After the war, she joined North American Aviation as an "analyst"— the designation awarded to degreeless employees who performed the work of an engineer at half the salary. She overcame the usual objections to hiring a woman in an all-male field and became North American's leading specialist in the art of "calculating and predicting" the performance of fuels that could power military rockets.
Set up for failure
According to the standard accounts, when America's first attempt to launch a satellite ended in an explosion on the launch pad, the government turned to Wernher von Braun's Army rocket team.
Von Braun had developed a four-stage satellite launcher based on the Army's Redstone missile, but the Eisenhower administration insisted that the civilian Vanguard project had to produce America's response to Sputnik. When Vanguard failed, the story goes, von Braun got the go-ahead, and his team put Explorer 1 in orbit, thereby boosting America's national morale.
Morgan tells a slightly different story. Shortly after Sputnik, one of von Braun's colleagues produced calculations proving that von Braun's system couldn't make it into orbit with the oxygen and alcohol it burned in its engines. Mary Morgan's supervisor was told to come up with a new "cocktail" at once— one that could do he job without requiring significant changes in the rocket— and ordered to assign his "very best man" to the job.
Mary Morgan's colleagues felt it was an impossible task and feared their "very best man" had been set up for failure.
"'Dear Unknown Lady'
Engineers create rocket fuels by a complex intellectual process that requires math skills as well as an encyclopedic knowledge of the available chemicals and their characteristics. Mary tackled the job with the skill and knowledge of someone who had been designing fuels for seven years.
On January 31, 1958, less than four months after Sputnik, von Braun's rocket lifted off, burning liquid oxygen and hydyne, a new fuel that Mary had designed from a standard ingredient and a new entry called diethylenetriamine.
After Explorer went into orbit, von Braun and his colleagues posed for a famous picture that shows them holding a model of their rocket over their heads, like an athletic trophy. Morgan tells us that von Braun returned to his hotel room after the celebration and penned a thank-you note. He didn't know the name of the analyst who had saved his reputation, so he began the letter, "Dear Unknown Lady."
An engineer's lot

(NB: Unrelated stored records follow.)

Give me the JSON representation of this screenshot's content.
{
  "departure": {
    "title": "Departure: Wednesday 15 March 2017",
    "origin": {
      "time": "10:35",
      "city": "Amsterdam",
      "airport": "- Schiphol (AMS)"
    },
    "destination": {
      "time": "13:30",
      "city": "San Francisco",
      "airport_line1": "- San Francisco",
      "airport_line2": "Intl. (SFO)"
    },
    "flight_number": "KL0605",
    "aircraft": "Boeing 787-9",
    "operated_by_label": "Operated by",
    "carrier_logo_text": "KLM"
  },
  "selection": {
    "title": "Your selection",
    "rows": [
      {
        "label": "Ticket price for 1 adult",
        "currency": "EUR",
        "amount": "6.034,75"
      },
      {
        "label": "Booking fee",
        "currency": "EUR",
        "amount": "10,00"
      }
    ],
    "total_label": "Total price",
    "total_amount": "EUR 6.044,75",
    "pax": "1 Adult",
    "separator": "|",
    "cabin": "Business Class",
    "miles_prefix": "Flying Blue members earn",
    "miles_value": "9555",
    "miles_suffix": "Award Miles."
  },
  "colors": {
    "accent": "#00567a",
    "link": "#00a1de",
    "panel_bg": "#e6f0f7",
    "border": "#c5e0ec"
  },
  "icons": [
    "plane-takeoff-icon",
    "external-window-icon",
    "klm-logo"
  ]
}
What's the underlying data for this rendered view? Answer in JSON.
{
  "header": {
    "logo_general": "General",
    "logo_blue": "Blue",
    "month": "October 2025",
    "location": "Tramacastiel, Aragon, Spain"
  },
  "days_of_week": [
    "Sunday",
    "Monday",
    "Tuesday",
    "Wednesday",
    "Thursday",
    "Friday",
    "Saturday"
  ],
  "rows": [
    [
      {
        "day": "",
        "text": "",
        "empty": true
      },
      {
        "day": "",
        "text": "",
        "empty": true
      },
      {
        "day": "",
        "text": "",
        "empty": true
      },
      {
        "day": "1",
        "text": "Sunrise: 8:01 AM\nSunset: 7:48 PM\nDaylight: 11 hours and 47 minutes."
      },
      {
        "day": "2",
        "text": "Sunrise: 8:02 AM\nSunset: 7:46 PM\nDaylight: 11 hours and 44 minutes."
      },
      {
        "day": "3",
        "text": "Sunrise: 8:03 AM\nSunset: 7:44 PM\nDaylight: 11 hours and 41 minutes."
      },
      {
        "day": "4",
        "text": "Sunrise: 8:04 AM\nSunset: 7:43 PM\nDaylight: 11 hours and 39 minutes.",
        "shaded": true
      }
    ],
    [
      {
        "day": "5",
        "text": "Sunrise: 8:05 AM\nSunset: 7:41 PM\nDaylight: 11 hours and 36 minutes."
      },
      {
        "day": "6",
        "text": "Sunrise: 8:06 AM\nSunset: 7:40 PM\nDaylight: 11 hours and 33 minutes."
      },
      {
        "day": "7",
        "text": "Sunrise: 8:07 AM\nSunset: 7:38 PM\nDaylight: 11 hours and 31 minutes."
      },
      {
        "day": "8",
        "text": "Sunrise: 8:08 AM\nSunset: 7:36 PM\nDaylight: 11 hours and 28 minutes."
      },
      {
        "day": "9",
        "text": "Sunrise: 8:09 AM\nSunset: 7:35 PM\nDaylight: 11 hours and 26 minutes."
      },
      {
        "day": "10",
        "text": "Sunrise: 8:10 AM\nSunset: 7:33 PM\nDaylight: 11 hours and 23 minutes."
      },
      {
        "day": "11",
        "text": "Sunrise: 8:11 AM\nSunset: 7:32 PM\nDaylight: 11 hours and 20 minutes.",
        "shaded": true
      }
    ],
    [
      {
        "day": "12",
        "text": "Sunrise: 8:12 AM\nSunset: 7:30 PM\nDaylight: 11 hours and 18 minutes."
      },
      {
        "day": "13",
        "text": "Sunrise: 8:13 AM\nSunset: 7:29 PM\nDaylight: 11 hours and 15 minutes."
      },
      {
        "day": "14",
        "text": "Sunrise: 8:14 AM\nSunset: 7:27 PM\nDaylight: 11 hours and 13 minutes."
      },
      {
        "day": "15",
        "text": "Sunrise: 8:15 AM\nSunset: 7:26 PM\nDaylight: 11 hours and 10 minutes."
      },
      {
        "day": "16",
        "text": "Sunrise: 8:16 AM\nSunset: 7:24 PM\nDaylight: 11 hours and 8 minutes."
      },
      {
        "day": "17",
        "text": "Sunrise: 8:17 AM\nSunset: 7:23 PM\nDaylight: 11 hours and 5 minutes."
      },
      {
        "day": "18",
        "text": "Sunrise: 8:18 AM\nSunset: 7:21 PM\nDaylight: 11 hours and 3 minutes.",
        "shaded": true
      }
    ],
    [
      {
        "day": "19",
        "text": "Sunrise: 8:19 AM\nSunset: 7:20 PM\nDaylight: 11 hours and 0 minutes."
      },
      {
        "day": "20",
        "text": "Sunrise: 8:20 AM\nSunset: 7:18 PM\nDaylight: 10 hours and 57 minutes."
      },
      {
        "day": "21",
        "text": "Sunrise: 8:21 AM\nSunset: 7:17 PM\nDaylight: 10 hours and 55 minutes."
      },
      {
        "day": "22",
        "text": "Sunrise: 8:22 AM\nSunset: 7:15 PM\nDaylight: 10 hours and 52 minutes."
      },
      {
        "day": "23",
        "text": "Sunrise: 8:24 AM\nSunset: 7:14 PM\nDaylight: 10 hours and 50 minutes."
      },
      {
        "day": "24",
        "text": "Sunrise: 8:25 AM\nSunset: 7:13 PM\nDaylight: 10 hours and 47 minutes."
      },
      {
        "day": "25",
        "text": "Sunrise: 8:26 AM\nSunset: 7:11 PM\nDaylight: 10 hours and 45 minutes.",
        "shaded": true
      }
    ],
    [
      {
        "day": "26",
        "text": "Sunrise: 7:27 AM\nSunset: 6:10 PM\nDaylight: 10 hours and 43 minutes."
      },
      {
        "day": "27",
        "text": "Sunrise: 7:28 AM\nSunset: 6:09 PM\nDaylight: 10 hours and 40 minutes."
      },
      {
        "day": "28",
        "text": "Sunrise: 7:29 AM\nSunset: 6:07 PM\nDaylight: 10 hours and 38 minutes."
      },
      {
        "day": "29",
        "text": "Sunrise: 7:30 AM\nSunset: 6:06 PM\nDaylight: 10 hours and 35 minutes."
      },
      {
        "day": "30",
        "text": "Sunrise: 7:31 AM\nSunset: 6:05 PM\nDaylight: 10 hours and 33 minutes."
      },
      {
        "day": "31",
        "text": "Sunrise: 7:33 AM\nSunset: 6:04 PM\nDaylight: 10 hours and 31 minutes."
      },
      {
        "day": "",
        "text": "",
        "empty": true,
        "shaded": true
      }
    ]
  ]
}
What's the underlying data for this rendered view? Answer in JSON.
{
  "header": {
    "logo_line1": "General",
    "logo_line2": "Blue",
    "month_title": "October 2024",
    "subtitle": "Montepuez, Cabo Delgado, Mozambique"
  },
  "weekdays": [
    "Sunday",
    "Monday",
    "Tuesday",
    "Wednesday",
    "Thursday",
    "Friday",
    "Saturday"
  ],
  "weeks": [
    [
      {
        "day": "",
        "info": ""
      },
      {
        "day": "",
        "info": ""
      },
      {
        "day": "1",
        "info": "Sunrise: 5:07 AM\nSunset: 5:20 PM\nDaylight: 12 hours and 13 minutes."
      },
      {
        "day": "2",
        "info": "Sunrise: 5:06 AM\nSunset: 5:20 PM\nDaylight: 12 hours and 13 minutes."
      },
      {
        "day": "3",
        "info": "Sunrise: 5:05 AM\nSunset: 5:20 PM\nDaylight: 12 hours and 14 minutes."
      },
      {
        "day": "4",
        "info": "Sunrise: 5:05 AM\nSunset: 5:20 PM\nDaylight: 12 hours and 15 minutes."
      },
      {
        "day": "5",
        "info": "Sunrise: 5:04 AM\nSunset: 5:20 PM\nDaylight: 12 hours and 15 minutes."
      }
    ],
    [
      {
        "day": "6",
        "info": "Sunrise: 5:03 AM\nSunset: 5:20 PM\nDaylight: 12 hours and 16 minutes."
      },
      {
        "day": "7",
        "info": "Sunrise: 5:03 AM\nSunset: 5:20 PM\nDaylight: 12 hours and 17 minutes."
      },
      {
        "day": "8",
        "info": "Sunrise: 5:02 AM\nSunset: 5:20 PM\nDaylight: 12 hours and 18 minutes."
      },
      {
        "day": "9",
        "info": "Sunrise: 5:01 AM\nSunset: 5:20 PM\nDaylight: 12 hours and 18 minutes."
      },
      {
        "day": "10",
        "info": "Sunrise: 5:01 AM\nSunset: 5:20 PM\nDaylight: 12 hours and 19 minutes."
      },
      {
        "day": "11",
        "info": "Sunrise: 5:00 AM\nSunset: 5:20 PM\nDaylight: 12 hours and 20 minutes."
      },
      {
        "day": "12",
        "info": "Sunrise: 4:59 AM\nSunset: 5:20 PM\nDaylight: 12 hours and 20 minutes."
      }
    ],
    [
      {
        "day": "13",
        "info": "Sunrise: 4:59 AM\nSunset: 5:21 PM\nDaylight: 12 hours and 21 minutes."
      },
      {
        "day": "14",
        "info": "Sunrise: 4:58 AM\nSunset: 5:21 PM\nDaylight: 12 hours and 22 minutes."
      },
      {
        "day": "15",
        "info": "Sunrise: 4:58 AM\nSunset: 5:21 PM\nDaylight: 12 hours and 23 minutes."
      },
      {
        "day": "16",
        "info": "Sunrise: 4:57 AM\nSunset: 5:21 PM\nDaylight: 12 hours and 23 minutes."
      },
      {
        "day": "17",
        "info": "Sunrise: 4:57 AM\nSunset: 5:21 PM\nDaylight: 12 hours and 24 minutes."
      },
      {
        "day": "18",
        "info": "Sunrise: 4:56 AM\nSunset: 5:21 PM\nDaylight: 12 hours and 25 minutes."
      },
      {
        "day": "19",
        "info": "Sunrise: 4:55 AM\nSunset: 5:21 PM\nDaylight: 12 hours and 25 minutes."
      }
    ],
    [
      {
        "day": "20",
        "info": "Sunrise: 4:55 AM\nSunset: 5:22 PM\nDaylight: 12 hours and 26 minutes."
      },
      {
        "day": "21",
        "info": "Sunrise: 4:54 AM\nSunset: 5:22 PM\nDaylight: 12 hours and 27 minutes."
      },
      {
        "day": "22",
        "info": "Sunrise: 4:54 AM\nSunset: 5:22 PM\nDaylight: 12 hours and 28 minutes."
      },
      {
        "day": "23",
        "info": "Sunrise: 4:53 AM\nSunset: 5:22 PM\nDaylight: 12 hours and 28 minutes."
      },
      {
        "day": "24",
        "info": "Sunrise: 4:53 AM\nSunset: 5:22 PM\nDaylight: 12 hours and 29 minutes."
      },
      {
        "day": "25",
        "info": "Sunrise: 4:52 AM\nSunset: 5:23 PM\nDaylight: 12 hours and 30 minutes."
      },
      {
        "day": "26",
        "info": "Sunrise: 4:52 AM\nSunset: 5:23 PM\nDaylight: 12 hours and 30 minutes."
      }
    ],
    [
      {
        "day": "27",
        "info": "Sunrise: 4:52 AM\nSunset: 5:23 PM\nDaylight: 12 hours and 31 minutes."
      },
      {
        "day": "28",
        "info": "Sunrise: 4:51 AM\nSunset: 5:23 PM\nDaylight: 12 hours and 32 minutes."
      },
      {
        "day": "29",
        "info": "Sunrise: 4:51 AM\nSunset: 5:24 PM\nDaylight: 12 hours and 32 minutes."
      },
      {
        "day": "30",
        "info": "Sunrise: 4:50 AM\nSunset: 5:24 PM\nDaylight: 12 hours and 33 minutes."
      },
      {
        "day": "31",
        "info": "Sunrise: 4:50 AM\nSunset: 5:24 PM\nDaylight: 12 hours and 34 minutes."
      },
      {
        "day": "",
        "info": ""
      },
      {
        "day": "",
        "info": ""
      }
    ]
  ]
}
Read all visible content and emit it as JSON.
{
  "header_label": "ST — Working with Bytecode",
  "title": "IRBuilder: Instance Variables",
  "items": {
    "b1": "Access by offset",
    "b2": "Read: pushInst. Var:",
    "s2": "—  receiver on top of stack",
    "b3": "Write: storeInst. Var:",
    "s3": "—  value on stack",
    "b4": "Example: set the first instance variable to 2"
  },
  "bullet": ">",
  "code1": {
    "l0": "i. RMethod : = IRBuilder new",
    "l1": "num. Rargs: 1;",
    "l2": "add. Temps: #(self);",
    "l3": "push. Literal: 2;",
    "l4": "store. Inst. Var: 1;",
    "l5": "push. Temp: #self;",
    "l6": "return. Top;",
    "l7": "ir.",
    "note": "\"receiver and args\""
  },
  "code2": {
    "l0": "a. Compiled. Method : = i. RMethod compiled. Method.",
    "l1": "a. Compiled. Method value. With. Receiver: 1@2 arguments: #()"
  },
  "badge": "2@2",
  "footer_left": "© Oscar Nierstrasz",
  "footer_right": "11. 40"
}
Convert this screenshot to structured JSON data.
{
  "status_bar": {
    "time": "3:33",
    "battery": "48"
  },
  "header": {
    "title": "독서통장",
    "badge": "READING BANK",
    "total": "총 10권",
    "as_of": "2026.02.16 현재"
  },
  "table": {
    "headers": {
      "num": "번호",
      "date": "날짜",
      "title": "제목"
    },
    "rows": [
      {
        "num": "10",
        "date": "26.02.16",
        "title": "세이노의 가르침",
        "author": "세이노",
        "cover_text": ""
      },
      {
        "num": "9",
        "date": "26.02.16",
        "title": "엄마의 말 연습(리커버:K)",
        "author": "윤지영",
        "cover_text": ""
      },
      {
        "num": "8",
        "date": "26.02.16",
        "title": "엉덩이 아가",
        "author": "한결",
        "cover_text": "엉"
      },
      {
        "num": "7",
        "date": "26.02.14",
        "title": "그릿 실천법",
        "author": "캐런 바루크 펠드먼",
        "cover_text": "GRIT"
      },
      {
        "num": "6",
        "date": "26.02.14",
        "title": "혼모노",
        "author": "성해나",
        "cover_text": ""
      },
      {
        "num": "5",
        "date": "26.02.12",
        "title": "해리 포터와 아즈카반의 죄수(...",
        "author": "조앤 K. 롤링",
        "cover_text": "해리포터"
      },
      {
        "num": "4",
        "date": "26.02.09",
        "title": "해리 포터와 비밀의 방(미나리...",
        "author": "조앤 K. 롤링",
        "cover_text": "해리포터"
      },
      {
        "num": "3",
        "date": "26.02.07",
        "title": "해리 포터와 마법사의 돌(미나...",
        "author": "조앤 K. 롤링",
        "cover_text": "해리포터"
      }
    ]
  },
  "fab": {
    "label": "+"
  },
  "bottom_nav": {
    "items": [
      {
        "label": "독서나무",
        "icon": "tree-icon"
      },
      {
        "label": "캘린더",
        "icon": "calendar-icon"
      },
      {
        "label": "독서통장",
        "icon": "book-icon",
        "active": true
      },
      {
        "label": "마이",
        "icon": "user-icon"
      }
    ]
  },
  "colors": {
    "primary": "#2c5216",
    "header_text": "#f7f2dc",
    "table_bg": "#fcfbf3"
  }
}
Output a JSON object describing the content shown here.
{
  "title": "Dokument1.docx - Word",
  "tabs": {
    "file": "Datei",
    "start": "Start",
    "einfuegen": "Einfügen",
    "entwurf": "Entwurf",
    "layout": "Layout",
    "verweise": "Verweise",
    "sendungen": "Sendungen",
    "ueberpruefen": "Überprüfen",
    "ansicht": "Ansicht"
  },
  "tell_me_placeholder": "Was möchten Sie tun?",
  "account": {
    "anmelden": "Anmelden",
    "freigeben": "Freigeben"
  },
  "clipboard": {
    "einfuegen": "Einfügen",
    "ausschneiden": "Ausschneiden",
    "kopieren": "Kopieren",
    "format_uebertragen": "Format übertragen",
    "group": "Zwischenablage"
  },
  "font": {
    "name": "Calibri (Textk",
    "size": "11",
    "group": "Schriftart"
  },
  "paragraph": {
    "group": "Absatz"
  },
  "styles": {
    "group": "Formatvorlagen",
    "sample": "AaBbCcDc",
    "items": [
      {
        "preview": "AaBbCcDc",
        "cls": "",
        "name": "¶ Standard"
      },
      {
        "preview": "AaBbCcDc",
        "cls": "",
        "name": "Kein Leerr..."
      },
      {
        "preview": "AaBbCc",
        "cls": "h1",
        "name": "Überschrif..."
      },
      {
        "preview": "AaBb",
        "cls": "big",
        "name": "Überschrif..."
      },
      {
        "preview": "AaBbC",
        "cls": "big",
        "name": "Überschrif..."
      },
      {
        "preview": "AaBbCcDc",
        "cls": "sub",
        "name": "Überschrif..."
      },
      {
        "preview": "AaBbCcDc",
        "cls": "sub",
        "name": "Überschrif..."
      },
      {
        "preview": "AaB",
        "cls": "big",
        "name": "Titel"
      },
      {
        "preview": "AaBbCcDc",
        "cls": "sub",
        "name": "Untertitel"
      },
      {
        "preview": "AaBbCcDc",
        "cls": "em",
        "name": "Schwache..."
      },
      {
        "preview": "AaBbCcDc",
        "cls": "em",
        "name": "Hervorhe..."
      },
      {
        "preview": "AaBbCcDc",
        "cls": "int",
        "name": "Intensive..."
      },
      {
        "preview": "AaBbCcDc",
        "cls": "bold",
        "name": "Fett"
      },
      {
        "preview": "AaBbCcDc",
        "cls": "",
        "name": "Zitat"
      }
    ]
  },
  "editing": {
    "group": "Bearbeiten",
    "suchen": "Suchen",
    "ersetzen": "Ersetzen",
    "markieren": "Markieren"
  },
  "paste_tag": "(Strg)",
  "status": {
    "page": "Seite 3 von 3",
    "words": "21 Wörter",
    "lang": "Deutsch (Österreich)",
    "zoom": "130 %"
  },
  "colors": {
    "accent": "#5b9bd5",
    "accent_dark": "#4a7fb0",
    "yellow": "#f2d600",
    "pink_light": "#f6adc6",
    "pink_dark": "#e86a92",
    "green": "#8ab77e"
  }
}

Morgan wrote this book, quite properly, because he wanted to restore his mother's place in the history of astronautics. But for me, his efforts raise a more general question:
Suppose Mary Sherman Morgan had been duly credited in the records? Would she be any better known today?
The fact that she was a woman in a man's occupation might have earned her extra publicity. But I suspect her name would still be unknown to most people— not because she was a woman, but because she was an engineer.
The "'real' Jodie Foster
Over the last 200 years, thousands of engineers have produced the kind of critical development chronicled in Rocket Girl. Although we live in a society that's totally dependent on the work of engineers, they're generally treated as backstage underlings. In our celebrity-obsessed culture, politicians and performers make the headlines, and the people who actually create our world labor in obscurity.
Everyone knows who Jodie Foster is, but how many people can identify Jill Tarter, the astronomer who provided the real-life model for the role that Foster played in Contact?
Act in a movie and you'll be besieged by reporters begging for interviews and photo ops. Produce something that millions of people use and you'll be honored, at best, with brief mentions in technological histories that most people never see.
The first Russian and American satellites were instigated by a Cold War military competition, but they were the forerunners of the satellite networks that form the foundation of today's global communication and navigation systems. The next time your GPS gives you an instruction, you might spare a thought for Mary Sherman Morgan and all the nameless creative individuals whose work is embedded in that useful little gadget.